[Element data from apps and pages]
+ + +

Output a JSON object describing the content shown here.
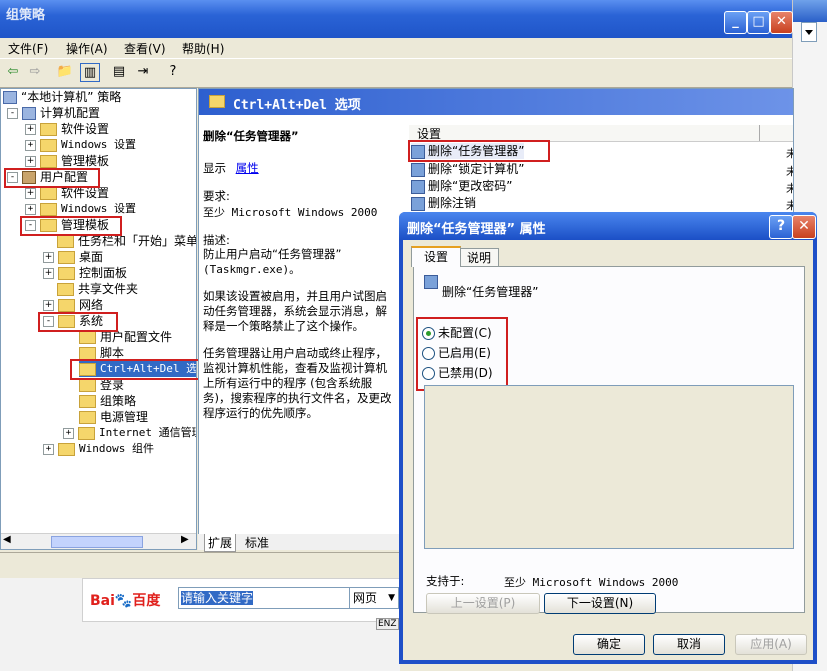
{
  "main_window": {
    "title": "组策略",
    "menu": [
      "文件(F)",
      "操作(A)",
      "查看(V)",
      "帮助(H)"
    ],
    "tree": [
      {
        "label": "“本地计算机” 策略",
        "indent": 0,
        "exp": ""
      },
      {
        "label": "计算机配置",
        "indent": 1,
        "exp": "-"
      },
      {
        "label": "软件设置",
        "indent": 2,
        "exp": "+"
      },
      {
        "label": "Windows 设置",
        "indent": 2,
        "exp": "+"
      },
      {
        "label": "管理模板",
        "indent": 2,
        "exp": "+"
      },
      {
        "label": "用户配置",
        "indent": 1,
        "exp": "-"
      },
      {
        "label": "软件设置",
        "indent": 2,
        "exp": "+"
      },
      {
        "label": "Windows 设置",
        "indent": 2,
        "exp": "+"
      },
      {
        "label": "管理模板",
        "indent": 2,
        "exp": "-"
      },
      {
        "label": "任务栏和「开始」菜单",
        "indent": 3,
        "exp": ""
      },
      {
        "label": "桌面",
        "indent": 3,
        "exp": "+"
      },
      {
        "label": "控制面板",
        "indent": 3,
        "exp": "+"
      },
      {
        "label": "共享文件夹",
        "indent": 3,
        "exp": ""
      },
      {
        "label": "网络",
        "indent": 3,
        "exp": "+"
      },
      {
        "label": "系统",
        "indent": 3,
        "exp": "-"
      },
      {
        "label": "用户配置文件",
        "indent": 4,
        "exp": ""
      },
      {
        "label": "脚本",
        "indent": 4,
        "exp": ""
      },
      {
        "label": "Ctrl+Alt+Del 选项",
        "indent": 4,
        "exp": ""
      },
      {
        "label": "登录",
        "indent": 4,
        "exp": ""
      },
      {
        "label": "组策略",
        "indent": 4,
        "exp": ""
      },
      {
        "label": "电源管理",
        "indent": 4,
        "exp": ""
      },
      {
        "label": "Internet 通信管理",
        "indent": 4,
        "exp": "+"
      },
      {
        "label": "Windows 组件",
        "indent": 3,
        "exp": "+"
      }
    ],
    "content_header": "Ctrl+Alt+Del 选项",
    "description": {
      "title": "删除“任务管理器”",
      "display_prefix": "显示",
      "properties_link": "属性",
      "requirements_label": "要求:",
      "requirements": "至少 Microsoft Windows 2000",
      "description_label": "描述:",
      "lines": [
        "防止用户启动“任务管理器”",
        "(Taskmgr.exe)。",
        "",
        "如果该设置被启用，并且用户试图启",
        "动任务管理器，系统会显示消息，解",
        "释是一个策略禁止了这个操作。",
        "",
        "任务管理器让用户启动或终止程序，",
        "监视计算机性能，查看及监视计算机",
        "上所有运行中的程序 (包含系统服",
        "务)，搜索程序的执行文件名，及更改",
        "程序运行的优先顺序。"
      ]
    },
    "list_header": "设置",
    "list_items": [
      "删除“任务管理器”",
      "删除“锁定计算机”",
      "删除“更改密码”",
      "删除注销"
    ],
    "list_state_glyph": "未",
    "bottom_tabs": [
      "扩展",
      "标准"
    ]
  },
  "baidu": {
    "logo_a": "Bai",
    "logo_b": "百度",
    "search_placeholder": "请输入关键字",
    "search_type": "网页",
    "enz": "ENZ"
  },
  "dialog": {
    "title": "删除“任务管理器” 属性",
    "tabs": [
      "设置",
      "说明"
    ],
    "setting_name": "删除“任务管理器”",
    "radios": [
      "未配置(C)",
      "已启用(E)",
      "已禁用(D)"
    ],
    "selected": 0,
    "supported_label": "支持于:",
    "supported_value": "至少 Microsoft Windows 2000",
    "prev_button": "上一设置(P)",
    "next_button": "下一设置(N)",
    "ok": "确定",
    "cancel": "取消",
    "apply": "应用(A)"
  }
}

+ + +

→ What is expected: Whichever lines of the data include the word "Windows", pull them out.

→ Written solution:
        "label": "Windows 设置",
        "label": "Windows 设置",
        "label": "Windows 组件",
      "requirements": "至少 Microsoft Windows 2000",
    "supported_value": "至少 Microsoft Windows 2000",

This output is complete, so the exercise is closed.